[Directions] In the records that follow, find each line with the word "apple" and copy it.

[Supplied records]
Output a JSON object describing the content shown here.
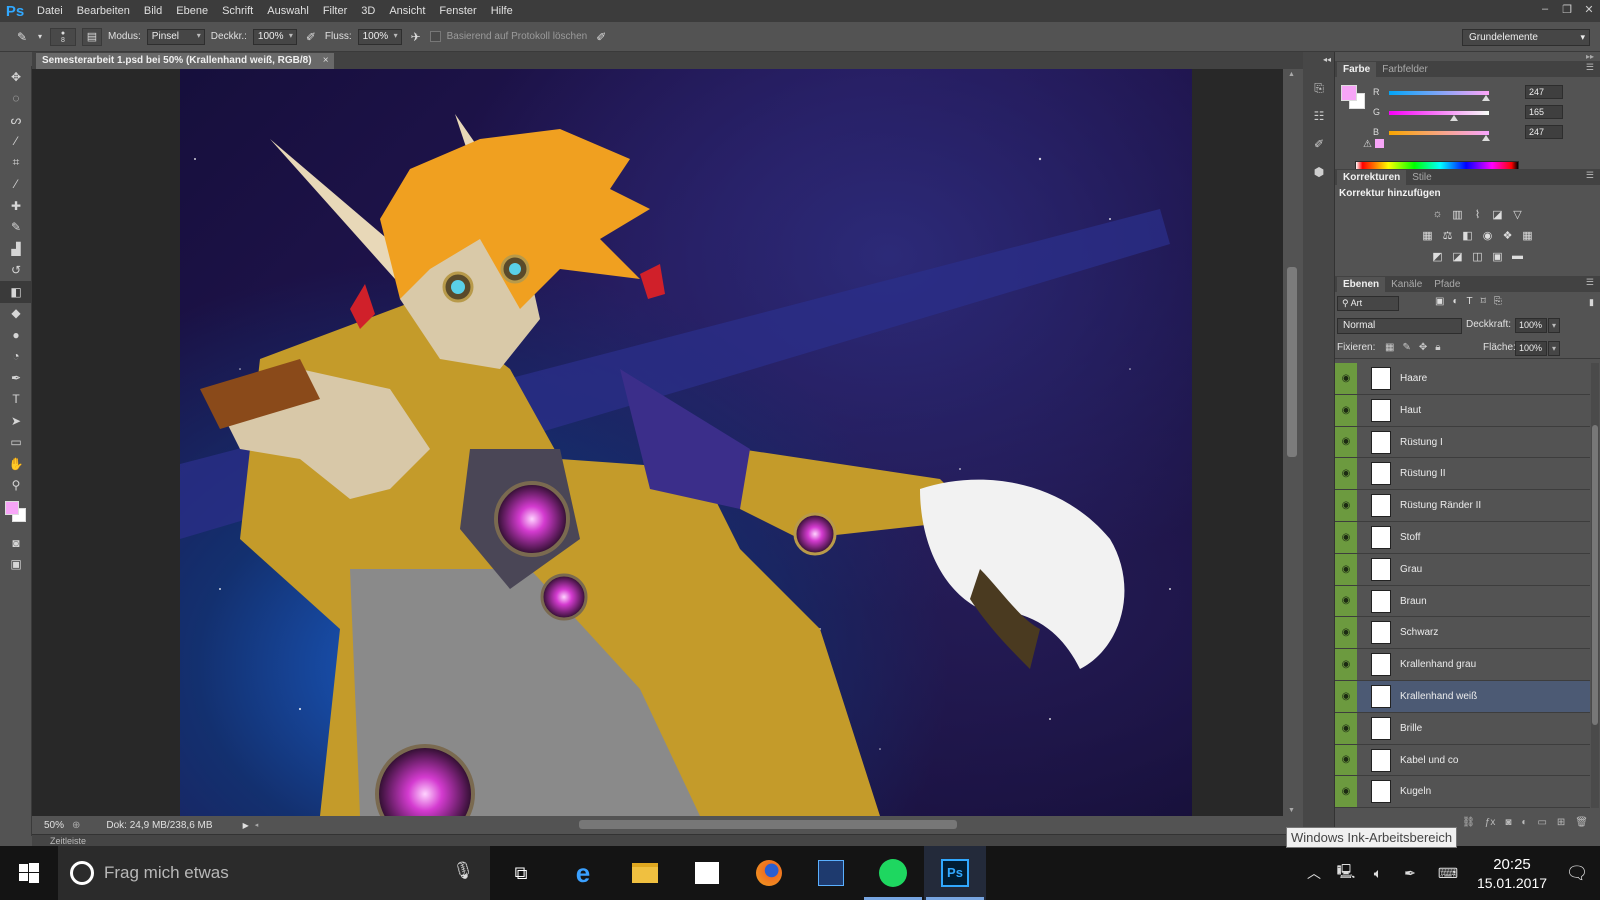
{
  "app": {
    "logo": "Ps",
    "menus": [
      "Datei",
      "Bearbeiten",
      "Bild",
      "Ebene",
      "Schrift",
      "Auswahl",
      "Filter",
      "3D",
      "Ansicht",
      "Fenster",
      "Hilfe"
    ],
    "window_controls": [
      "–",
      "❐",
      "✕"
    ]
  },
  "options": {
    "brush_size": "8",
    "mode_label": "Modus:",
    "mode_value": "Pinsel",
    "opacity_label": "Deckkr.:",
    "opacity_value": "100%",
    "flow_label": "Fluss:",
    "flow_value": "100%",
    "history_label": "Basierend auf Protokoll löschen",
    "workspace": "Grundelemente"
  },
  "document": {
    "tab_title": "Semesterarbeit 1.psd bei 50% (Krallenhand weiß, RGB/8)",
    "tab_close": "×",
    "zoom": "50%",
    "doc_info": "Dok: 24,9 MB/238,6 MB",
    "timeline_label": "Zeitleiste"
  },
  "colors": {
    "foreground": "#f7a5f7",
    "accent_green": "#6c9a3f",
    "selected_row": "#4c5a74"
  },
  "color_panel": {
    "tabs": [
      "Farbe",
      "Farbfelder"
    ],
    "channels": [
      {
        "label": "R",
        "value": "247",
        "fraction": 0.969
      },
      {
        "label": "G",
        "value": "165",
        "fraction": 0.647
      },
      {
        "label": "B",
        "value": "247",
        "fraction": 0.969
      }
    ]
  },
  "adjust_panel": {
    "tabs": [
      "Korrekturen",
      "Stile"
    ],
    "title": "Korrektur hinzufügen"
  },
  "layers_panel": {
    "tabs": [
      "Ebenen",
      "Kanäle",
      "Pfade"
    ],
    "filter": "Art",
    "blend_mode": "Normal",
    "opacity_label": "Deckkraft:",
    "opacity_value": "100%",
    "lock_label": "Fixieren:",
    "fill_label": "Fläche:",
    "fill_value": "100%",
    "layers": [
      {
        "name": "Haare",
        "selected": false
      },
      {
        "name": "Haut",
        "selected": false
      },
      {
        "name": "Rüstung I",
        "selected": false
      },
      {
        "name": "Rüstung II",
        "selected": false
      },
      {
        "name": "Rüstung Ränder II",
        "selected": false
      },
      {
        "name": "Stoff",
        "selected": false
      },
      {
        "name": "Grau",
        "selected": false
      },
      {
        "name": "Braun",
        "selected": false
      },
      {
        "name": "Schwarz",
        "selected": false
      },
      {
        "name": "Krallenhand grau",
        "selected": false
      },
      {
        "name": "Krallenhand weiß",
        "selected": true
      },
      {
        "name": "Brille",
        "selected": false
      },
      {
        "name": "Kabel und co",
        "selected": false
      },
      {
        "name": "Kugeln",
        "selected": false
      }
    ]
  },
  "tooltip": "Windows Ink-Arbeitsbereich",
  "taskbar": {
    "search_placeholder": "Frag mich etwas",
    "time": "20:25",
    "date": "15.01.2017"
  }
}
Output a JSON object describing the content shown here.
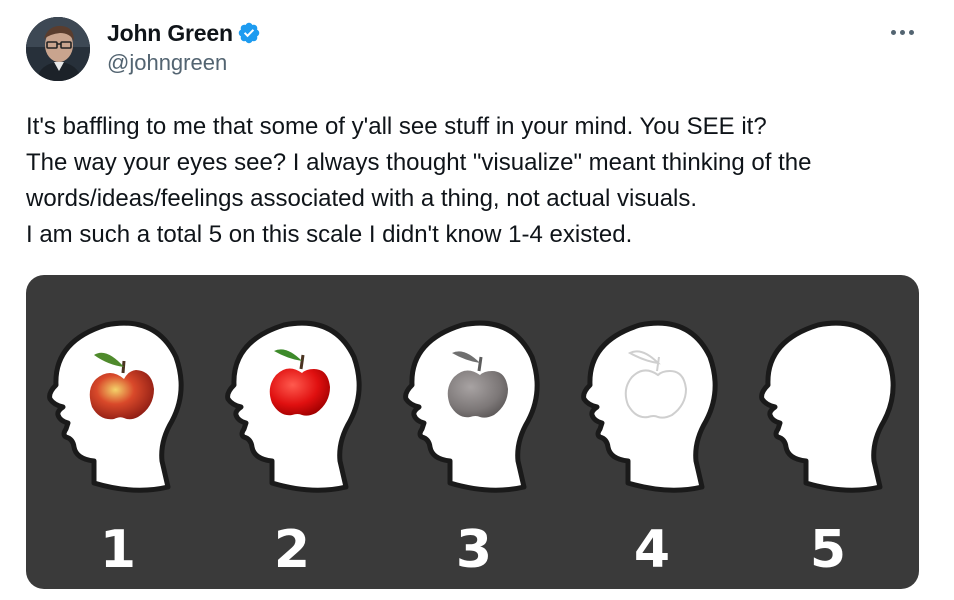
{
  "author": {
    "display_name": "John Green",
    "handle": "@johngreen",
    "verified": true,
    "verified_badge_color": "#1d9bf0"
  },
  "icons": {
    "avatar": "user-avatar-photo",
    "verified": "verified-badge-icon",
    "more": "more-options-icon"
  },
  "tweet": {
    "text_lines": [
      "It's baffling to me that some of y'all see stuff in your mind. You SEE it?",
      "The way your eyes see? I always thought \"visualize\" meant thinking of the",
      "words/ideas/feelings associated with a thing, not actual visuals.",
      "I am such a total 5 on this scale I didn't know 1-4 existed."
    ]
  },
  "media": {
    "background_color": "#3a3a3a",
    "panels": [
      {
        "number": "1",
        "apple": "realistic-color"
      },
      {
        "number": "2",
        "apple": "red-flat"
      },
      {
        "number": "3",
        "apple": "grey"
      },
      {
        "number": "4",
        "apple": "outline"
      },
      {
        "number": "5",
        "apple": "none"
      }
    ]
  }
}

[Result of this task]
        "apple": "realistic-color"
        "apple": "red-flat"
        "apple": "grey"
        "apple": "outline"
        "apple": "none"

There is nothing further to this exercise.